● **Exercise description**: Each line of the records containing "true" is to be copied out and returned.

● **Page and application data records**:

*** Block opens ***

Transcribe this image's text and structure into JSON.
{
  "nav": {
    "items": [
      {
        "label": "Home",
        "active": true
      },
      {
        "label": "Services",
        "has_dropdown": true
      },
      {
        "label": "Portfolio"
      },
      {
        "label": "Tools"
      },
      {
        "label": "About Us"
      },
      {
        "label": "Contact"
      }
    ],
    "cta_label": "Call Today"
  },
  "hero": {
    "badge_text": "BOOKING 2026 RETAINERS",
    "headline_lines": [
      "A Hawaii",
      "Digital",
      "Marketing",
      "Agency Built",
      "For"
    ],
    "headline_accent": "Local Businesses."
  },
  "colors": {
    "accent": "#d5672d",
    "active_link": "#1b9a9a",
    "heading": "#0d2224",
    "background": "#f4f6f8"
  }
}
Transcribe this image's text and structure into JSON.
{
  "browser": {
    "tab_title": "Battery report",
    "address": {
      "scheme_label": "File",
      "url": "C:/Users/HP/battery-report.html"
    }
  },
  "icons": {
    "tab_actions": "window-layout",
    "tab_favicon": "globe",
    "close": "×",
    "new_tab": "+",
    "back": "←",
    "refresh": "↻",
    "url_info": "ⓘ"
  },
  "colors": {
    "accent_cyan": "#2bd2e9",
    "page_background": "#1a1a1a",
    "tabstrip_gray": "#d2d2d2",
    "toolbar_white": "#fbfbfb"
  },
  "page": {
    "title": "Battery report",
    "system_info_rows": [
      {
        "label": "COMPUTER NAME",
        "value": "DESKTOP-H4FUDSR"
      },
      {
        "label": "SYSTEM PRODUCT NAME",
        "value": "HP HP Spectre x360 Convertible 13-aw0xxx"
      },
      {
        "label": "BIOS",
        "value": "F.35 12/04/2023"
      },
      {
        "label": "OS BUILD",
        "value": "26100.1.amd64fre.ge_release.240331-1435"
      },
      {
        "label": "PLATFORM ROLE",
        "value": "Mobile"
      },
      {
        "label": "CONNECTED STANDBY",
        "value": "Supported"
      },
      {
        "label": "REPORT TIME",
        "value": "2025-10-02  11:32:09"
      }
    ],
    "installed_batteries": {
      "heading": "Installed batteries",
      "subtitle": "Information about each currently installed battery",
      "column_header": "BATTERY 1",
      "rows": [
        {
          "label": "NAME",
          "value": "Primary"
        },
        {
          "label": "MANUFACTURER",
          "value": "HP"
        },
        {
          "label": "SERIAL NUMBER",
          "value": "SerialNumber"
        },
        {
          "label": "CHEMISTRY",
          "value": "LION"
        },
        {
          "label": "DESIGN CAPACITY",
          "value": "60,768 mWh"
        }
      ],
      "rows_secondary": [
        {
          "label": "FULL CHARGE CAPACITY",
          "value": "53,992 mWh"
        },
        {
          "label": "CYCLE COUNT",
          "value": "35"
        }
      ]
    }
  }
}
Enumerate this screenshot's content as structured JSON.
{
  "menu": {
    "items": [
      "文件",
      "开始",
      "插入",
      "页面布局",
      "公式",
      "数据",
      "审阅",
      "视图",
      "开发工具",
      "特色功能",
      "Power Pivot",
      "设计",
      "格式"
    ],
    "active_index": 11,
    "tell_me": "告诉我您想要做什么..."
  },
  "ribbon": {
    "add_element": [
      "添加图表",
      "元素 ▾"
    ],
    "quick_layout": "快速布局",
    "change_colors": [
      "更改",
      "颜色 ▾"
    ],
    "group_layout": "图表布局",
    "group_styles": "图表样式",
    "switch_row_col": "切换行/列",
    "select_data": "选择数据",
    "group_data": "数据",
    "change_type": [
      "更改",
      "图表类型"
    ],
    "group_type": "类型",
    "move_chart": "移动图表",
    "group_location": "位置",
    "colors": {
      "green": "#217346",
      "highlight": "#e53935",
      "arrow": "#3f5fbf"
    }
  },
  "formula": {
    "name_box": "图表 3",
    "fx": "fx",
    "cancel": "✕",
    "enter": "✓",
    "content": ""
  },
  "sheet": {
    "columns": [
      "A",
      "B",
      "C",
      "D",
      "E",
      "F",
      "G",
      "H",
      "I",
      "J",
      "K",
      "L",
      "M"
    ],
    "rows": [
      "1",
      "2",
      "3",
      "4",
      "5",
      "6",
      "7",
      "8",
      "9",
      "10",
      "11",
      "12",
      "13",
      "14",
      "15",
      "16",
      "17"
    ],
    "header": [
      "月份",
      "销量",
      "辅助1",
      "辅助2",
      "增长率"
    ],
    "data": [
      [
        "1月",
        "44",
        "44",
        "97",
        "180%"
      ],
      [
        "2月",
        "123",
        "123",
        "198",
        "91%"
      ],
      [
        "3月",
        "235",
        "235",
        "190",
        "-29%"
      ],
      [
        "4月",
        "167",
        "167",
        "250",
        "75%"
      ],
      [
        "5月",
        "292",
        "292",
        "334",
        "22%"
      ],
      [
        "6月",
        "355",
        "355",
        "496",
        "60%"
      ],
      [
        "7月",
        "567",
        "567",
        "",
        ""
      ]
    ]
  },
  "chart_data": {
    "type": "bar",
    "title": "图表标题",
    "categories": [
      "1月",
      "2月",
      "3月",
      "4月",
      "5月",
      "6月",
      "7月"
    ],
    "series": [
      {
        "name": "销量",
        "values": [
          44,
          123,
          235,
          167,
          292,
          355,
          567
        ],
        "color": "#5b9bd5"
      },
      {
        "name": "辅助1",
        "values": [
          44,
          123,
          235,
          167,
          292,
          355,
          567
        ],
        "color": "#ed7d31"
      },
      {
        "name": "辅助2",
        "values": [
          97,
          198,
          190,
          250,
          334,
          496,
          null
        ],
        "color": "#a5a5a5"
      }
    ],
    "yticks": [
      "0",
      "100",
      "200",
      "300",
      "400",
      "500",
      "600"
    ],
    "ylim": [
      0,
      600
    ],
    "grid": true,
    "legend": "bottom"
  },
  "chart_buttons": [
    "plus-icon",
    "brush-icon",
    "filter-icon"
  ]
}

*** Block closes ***

● **Written reply**:
        "active": true
        "has_dropdown": true
    "grid": true,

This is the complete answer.